**Exercise prompt**. Wherever a picture appears, skip it and retype the rest of the data exactly.

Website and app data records
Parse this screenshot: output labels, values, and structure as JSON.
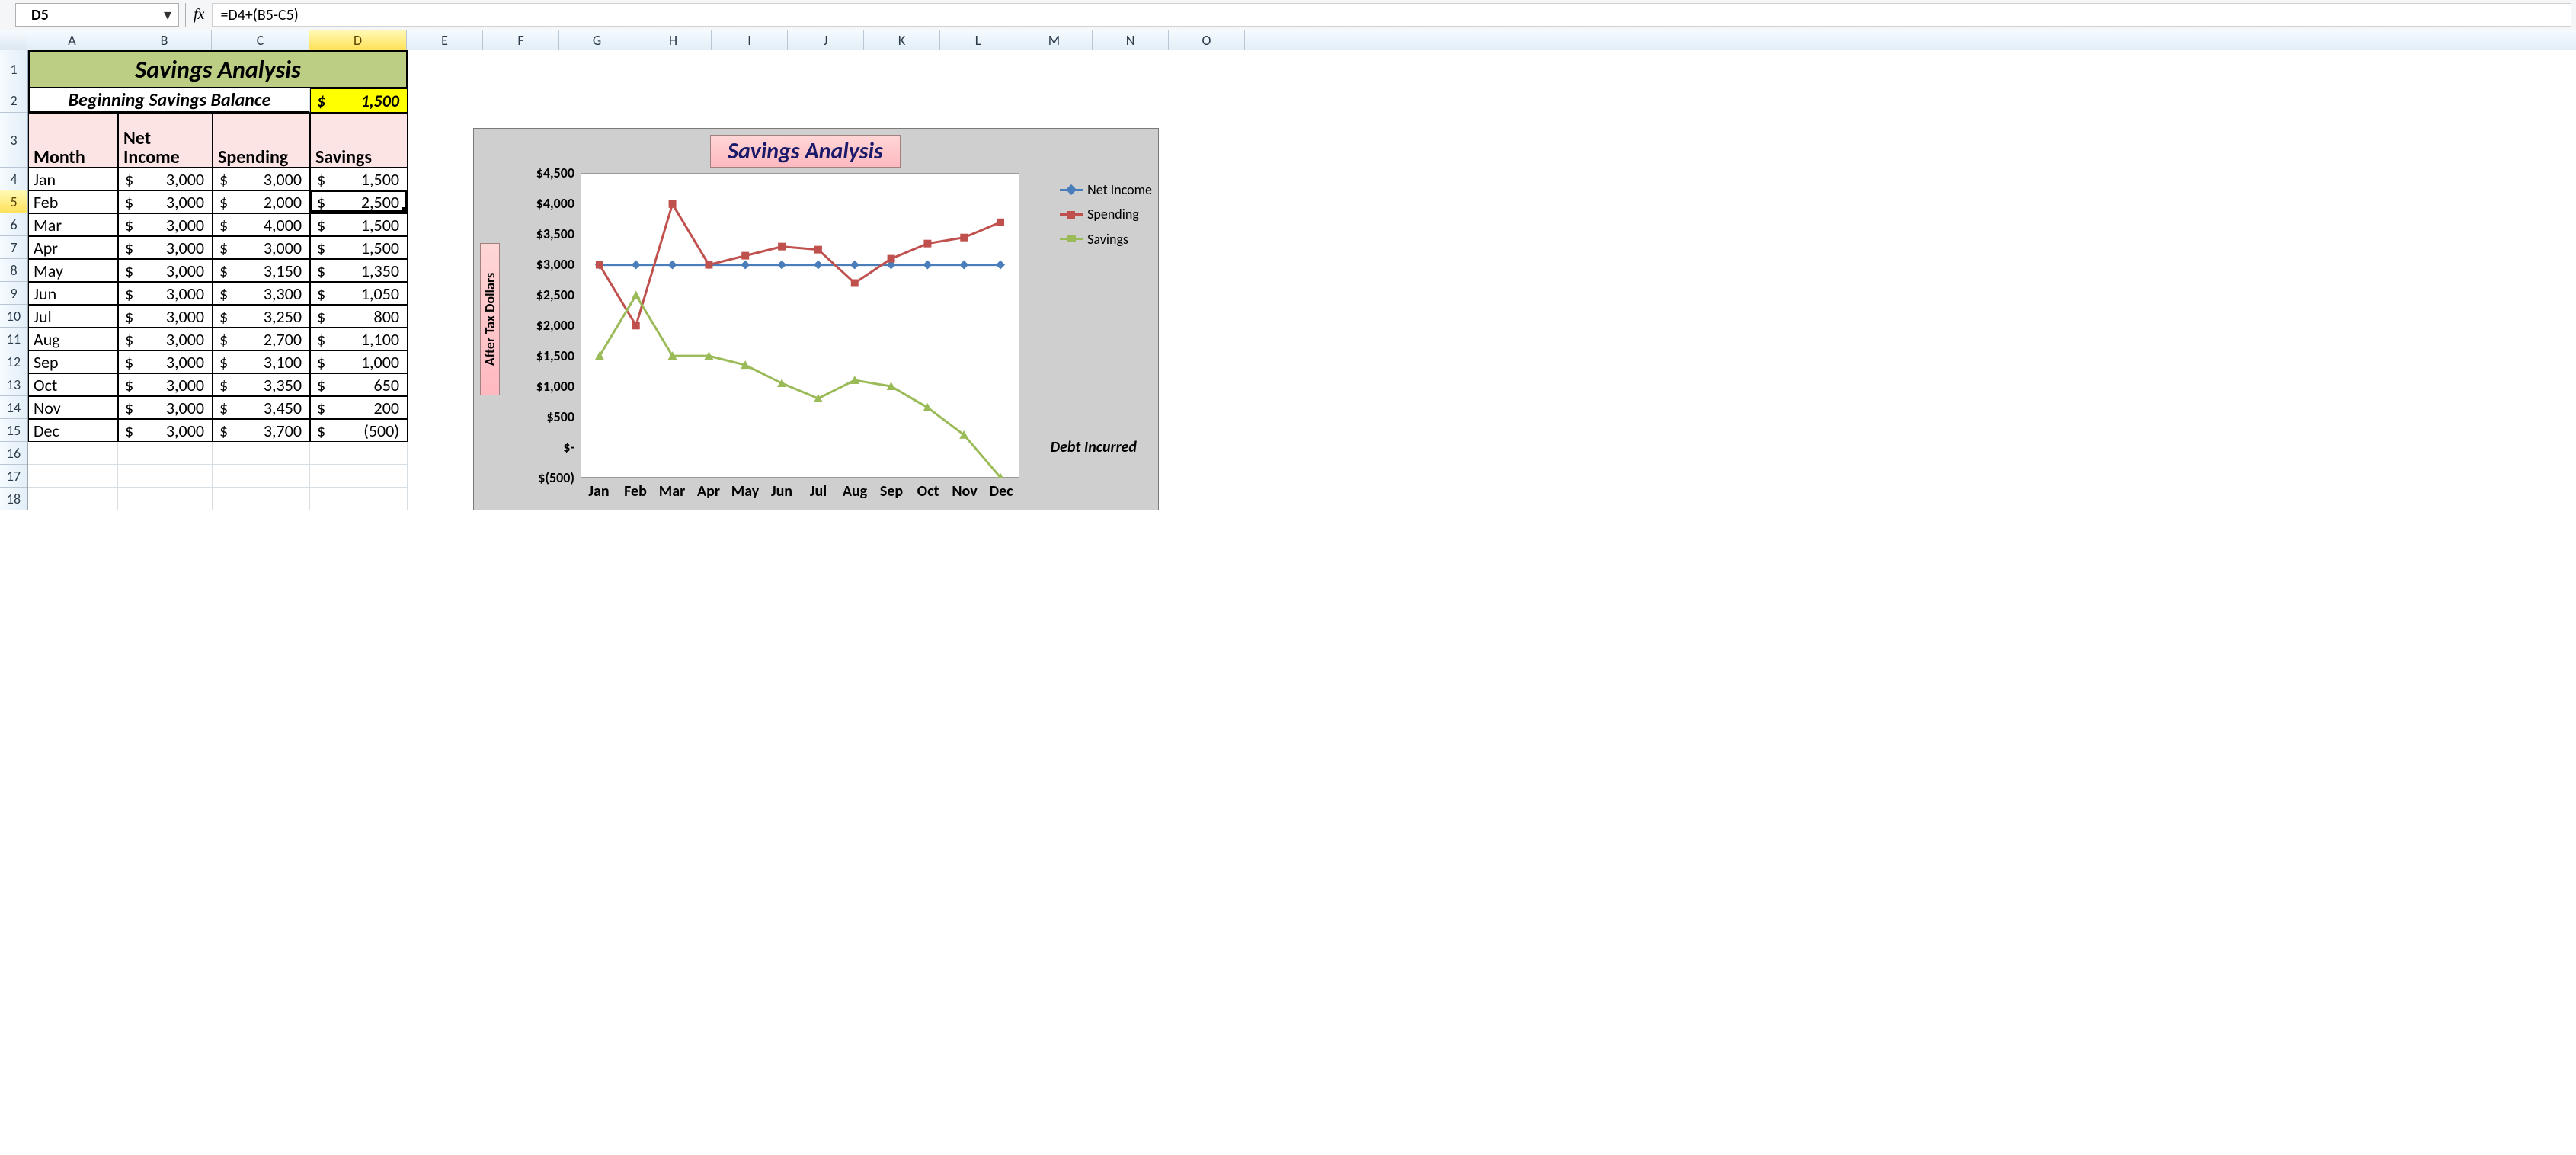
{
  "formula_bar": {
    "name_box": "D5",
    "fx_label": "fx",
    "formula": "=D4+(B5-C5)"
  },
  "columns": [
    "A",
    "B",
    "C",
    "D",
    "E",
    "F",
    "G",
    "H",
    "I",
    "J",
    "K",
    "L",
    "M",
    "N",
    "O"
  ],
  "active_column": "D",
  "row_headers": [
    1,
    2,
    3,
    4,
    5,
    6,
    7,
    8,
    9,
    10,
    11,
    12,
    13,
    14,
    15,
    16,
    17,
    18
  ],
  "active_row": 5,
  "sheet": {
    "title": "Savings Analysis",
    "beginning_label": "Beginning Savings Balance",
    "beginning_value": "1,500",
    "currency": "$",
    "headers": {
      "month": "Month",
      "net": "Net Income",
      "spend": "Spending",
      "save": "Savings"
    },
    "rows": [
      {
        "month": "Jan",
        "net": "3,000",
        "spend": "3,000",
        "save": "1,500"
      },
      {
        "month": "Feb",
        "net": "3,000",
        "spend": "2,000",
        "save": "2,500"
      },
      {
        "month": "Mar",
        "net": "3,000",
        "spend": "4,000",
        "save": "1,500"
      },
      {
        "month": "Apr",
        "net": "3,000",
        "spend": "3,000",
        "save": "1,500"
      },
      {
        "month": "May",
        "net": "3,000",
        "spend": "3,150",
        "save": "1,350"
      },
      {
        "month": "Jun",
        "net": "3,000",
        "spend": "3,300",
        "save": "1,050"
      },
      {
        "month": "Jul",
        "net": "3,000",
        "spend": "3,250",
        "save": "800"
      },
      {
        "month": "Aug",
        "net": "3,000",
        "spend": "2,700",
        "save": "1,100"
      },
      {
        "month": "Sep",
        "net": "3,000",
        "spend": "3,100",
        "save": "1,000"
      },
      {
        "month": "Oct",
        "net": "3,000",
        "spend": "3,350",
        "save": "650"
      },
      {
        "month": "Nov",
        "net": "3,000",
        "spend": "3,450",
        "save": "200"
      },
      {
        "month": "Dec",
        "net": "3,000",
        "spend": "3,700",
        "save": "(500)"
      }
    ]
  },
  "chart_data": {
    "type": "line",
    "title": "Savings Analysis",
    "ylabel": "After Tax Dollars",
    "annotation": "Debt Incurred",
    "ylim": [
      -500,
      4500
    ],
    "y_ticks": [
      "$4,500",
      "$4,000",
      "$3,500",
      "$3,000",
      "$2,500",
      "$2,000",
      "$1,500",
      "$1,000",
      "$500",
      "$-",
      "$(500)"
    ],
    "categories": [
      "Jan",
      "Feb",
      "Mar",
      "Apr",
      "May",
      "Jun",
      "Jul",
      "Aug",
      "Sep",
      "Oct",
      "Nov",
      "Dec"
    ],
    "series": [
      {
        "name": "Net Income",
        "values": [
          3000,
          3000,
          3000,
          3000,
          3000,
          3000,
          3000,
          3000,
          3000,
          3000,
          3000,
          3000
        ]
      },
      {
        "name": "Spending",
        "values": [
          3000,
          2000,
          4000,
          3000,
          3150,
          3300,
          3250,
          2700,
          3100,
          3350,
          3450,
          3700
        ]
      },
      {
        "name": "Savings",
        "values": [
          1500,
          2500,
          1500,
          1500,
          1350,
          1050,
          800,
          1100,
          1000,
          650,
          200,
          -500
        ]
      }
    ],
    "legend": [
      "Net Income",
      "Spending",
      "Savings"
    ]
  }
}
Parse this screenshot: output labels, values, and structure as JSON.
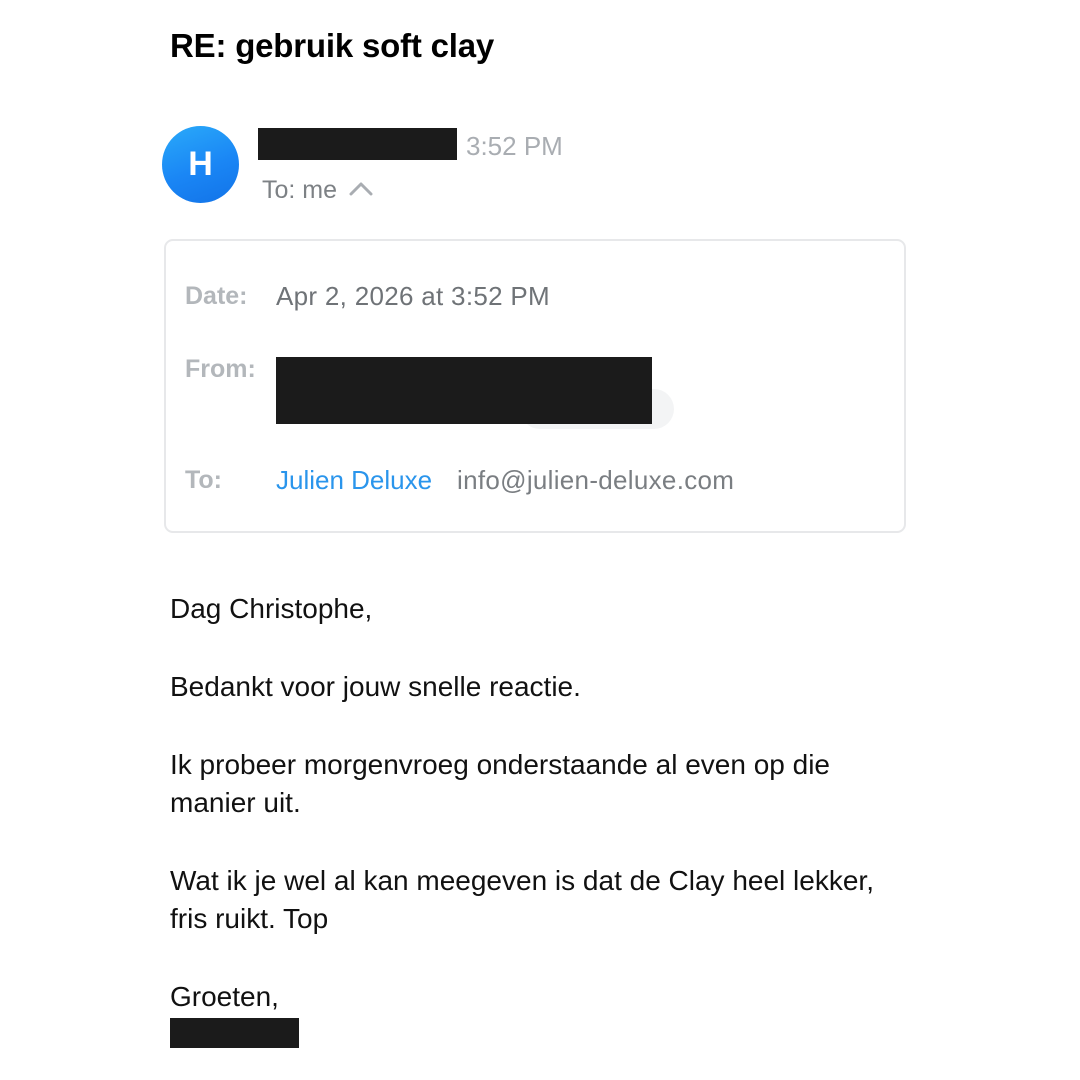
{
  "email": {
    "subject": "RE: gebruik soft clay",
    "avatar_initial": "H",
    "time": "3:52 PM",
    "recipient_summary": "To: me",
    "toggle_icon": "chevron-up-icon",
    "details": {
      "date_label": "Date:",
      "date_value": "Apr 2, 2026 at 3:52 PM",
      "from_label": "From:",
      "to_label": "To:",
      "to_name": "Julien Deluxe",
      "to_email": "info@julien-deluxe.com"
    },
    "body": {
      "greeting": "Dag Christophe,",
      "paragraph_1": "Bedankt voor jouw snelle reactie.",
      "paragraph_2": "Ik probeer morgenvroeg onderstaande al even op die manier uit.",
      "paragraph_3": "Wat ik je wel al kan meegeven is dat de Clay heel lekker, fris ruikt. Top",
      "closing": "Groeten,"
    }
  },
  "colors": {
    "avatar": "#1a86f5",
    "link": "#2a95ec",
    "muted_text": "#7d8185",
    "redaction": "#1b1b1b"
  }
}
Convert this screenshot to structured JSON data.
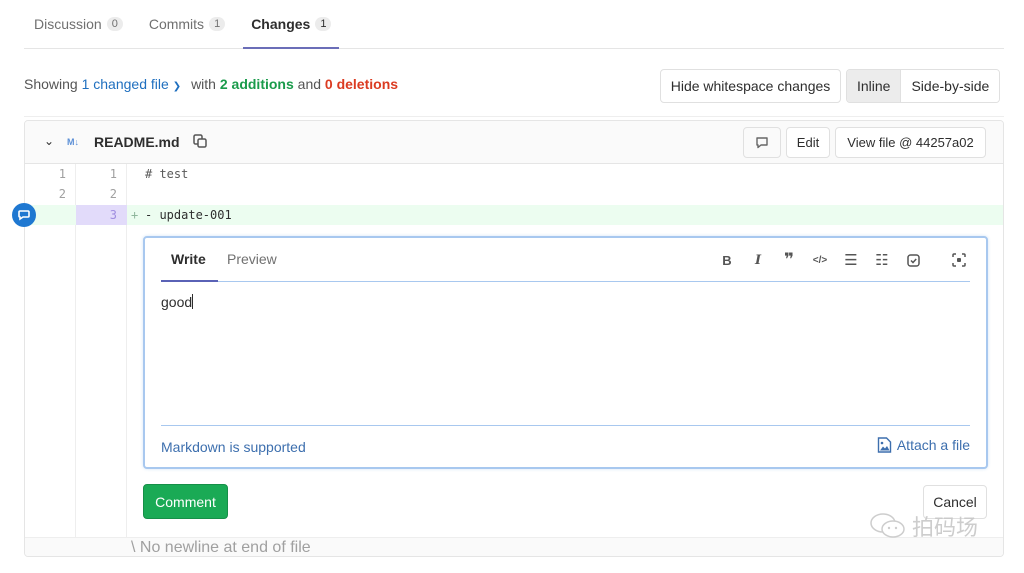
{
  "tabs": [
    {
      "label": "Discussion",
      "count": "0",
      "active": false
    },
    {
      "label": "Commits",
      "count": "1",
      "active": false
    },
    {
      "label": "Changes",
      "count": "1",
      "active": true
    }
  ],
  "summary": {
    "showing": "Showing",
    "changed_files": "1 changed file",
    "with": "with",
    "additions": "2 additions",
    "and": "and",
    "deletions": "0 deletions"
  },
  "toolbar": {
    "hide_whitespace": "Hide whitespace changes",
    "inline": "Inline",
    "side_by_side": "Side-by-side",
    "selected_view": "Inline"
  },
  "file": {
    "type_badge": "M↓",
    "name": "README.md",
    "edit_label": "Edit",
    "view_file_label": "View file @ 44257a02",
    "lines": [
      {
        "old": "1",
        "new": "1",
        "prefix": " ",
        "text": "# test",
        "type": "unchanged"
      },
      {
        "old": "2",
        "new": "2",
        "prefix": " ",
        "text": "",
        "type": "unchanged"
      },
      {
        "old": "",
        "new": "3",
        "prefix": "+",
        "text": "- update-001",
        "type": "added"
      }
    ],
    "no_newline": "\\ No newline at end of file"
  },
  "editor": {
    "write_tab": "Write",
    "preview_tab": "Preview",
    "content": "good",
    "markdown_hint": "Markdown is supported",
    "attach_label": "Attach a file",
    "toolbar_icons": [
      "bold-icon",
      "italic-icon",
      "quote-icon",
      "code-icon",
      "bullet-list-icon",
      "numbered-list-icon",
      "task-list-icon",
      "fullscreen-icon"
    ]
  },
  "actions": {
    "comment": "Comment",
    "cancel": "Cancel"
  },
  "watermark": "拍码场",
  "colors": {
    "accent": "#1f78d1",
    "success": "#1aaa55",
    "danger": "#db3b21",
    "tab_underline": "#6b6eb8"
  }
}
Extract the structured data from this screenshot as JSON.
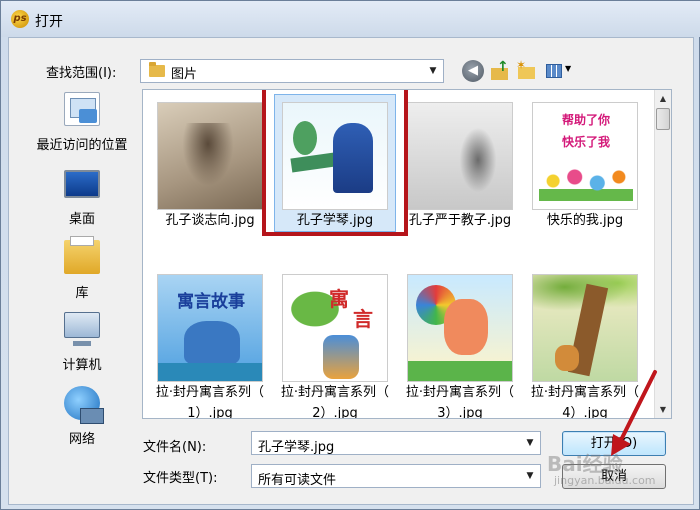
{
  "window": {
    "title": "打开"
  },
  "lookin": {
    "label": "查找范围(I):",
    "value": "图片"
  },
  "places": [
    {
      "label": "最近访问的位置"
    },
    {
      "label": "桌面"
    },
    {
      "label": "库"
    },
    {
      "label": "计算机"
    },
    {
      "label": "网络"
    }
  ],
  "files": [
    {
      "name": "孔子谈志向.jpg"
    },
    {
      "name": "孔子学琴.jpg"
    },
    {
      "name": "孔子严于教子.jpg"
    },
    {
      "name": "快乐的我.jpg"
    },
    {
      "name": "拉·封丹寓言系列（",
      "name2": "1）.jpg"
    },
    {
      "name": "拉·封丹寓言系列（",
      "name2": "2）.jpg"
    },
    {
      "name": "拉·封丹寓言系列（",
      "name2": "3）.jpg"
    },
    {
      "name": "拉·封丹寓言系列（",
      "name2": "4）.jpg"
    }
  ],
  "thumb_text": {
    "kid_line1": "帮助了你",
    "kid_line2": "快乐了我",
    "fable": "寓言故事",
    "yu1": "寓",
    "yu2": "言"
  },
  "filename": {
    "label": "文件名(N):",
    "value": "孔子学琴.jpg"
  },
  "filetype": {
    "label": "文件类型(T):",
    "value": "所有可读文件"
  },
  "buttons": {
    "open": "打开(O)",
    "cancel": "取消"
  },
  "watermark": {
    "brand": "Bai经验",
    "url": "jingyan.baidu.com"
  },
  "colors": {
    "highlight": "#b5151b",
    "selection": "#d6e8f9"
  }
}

**Response for this exercise**.
Parse this screenshot: output labels, values, and structure as JSON.
{
  "formula_bar": {
    "name_box": "D5",
    "fx_label": "fx",
    "formula": "=D4+(B5-C5)"
  },
  "columns": [
    "A",
    "B",
    "C",
    "D",
    "E",
    "F",
    "G",
    "H",
    "I",
    "J",
    "K",
    "L",
    "M",
    "N",
    "O"
  ],
  "active_column": "D",
  "row_headers": [
    1,
    2,
    3,
    4,
    5,
    6,
    7,
    8,
    9,
    10,
    11,
    12,
    13,
    14,
    15,
    16,
    17,
    18
  ],
  "active_row": 5,
  "sheet": {
    "title": "Savings Analysis",
    "beginning_label": "Beginning Savings Balance",
    "beginning_value": "1,500",
    "currency": "$",
    "headers": {
      "month": "Month",
      "net": "Net Income",
      "spend": "Spending",
      "save": "Savings"
    },
    "rows": [
      {
        "month": "Jan",
        "net": "3,000",
        "spend": "3,000",
        "save": "1,500"
      },
      {
        "month": "Feb",
        "net": "3,000",
        "spend": "2,000",
        "save": "2,500"
      },
      {
        "month": "Mar",
        "net": "3,000",
        "spend": "4,000",
        "save": "1,500"
      },
      {
        "month": "Apr",
        "net": "3,000",
        "spend": "3,000",
        "save": "1,500"
      },
      {
        "month": "May",
        "net": "3,000",
        "spend": "3,150",
        "save": "1,350"
      },
      {
        "month": "Jun",
        "net": "3,000",
        "spend": "3,300",
        "save": "1,050"
      },
      {
        "month": "Jul",
        "net": "3,000",
        "spend": "3,250",
        "save": "800"
      },
      {
        "month": "Aug",
        "net": "3,000",
        "spend": "2,700",
        "save": "1,100"
      },
      {
        "month": "Sep",
        "net": "3,000",
        "spend": "3,100",
        "save": "1,000"
      },
      {
        "month": "Oct",
        "net": "3,000",
        "spend": "3,350",
        "save": "650"
      },
      {
        "month": "Nov",
        "net": "3,000",
        "spend": "3,450",
        "save": "200"
      },
      {
        "month": "Dec",
        "net": "3,000",
        "spend": "3,700",
        "save": "(500)"
      }
    ]
  },
  "chart_data": {
    "type": "line",
    "title": "Savings Analysis",
    "ylabel": "After Tax Dollars",
    "annotation": "Debt Incurred",
    "ylim": [
      -500,
      4500
    ],
    "y_ticks": [
      "$4,500",
      "$4,000",
      "$3,500",
      "$3,000",
      "$2,500",
      "$2,000",
      "$1,500",
      "$1,000",
      "$500",
      "$-",
      "$(500)"
    ],
    "categories": [
      "Jan",
      "Feb",
      "Mar",
      "Apr",
      "May",
      "Jun",
      "Jul",
      "Aug",
      "Sep",
      "Oct",
      "Nov",
      "Dec"
    ],
    "series": [
      {
        "name": "Net Income",
        "values": [
          3000,
          3000,
          3000,
          3000,
          3000,
          3000,
          3000,
          3000,
          3000,
          3000,
          3000,
          3000
        ]
      },
      {
        "name": "Spending",
        "values": [
          3000,
          2000,
          4000,
          3000,
          3150,
          3300,
          3250,
          2700,
          3100,
          3350,
          3450,
          3700
        ]
      },
      {
        "name": "Savings",
        "values": [
          1500,
          2500,
          1500,
          1500,
          1350,
          1050,
          800,
          1100,
          1000,
          650,
          200,
          -500
        ]
      }
    ],
    "legend": [
      "Net Income",
      "Spending",
      "Savings"
    ]
  }
}
Parse this screenshot: output labels, values, and structure as JSON.
{
  "email": {
    "subject": "RE: gebruik soft clay",
    "avatar_initial": "H",
    "time": "3:52 PM",
    "recipient_summary": "To: me",
    "toggle_icon": "chevron-up-icon",
    "details": {
      "date_label": "Date:",
      "date_value": "Apr 2, 2026 at 3:52 PM",
      "from_label": "From:",
      "to_label": "To:",
      "to_name": "Julien Deluxe",
      "to_email": "info@julien-deluxe.com"
    },
    "body": {
      "greeting": "Dag Christophe,",
      "paragraph_1": "Bedankt voor jouw snelle reactie.",
      "paragraph_2": "Ik probeer morgenvroeg onderstaande al even op die manier uit.",
      "paragraph_3": "Wat ik je wel al kan meegeven is dat de Clay heel lekker, fris ruikt. Top",
      "closing": "Groeten,"
    }
  },
  "colors": {
    "avatar": "#1a86f5",
    "link": "#2a95ec",
    "muted_text": "#7d8185",
    "redaction": "#1b1b1b"
  }
}
Convert this screenshot to structured JSON data.
{
  "tabs": [
    {
      "label": "Discussion",
      "count": "0",
      "active": false
    },
    {
      "label": "Commits",
      "count": "1",
      "active": false
    },
    {
      "label": "Changes",
      "count": "1",
      "active": true
    }
  ],
  "summary": {
    "showing": "Showing",
    "changed_files": "1 changed file",
    "with": "with",
    "additions": "2 additions",
    "and": "and",
    "deletions": "0 deletions"
  },
  "toolbar": {
    "hide_whitespace": "Hide whitespace changes",
    "inline": "Inline",
    "side_by_side": "Side-by-side",
    "selected_view": "Inline"
  },
  "file": {
    "type_badge": "M↓",
    "name": "README.md",
    "edit_label": "Edit",
    "view_file_label": "View file @ 44257a02",
    "lines": [
      {
        "old": "1",
        "new": "1",
        "prefix": " ",
        "text": "# test",
        "type": "unchanged"
      },
      {
        "old": "2",
        "new": "2",
        "prefix": " ",
        "text": "",
        "type": "unchanged"
      },
      {
        "old": "",
        "new": "3",
        "prefix": "+",
        "text": "- update-001",
        "type": "added"
      }
    ],
    "no_newline": "\\ No newline at end of file"
  },
  "editor": {
    "write_tab": "Write",
    "preview_tab": "Preview",
    "content": "good",
    "markdown_hint": "Markdown is supported",
    "attach_label": "Attach a file",
    "toolbar_icons": [
      "bold-icon",
      "italic-icon",
      "quote-icon",
      "code-icon",
      "bullet-list-icon",
      "numbered-list-icon",
      "task-list-icon",
      "fullscreen-icon"
    ]
  },
  "actions": {
    "comment": "Comment",
    "cancel": "Cancel"
  },
  "watermark": "拍码场",
  "colors": {
    "accent": "#1f78d1",
    "success": "#1aaa55",
    "danger": "#db3b21",
    "tab_underline": "#6b6eb8"
  }
}
Extract the structured data from this screenshot as JSON.
{
  "window": {
    "title": "打开"
  },
  "lookin": {
    "label": "查找范围(I):",
    "value": "图片"
  },
  "places": [
    {
      "label": "最近访问的位置"
    },
    {
      "label": "桌面"
    },
    {
      "label": "库"
    },
    {
      "label": "计算机"
    },
    {
      "label": "网络"
    }
  ],
  "files": [
    {
      "name": "孔子谈志向.jpg"
    },
    {
      "name": "孔子学琴.jpg"
    },
    {
      "name": "孔子严于教子.jpg"
    },
    {
      "name": "快乐的我.jpg"
    },
    {
      "name": "拉·封丹寓言系列（",
      "name2": "1）.jpg"
    },
    {
      "name": "拉·封丹寓言系列（",
      "name2": "2）.jpg"
    },
    {
      "name": "拉·封丹寓言系列（",
      "name2": "3）.jpg"
    },
    {
      "name": "拉·封丹寓言系列（",
      "name2": "4）.jpg"
    }
  ],
  "thumb_text": {
    "kid_line1": "帮助了你",
    "kid_line2": "快乐了我",
    "fable": "寓言故事",
    "yu1": "寓",
    "yu2": "言"
  },
  "filename": {
    "label": "文件名(N):",
    "value": "孔子学琴.jpg"
  },
  "filetype": {
    "label": "文件类型(T):",
    "value": "所有可读文件"
  },
  "buttons": {
    "open": "打开(O)",
    "cancel": "取消"
  },
  "watermark": {
    "brand": "Bai经验",
    "url": "jingyan.baidu.com"
  },
  "colors": {
    "highlight": "#b5151b",
    "selection": "#d6e8f9"
  }
}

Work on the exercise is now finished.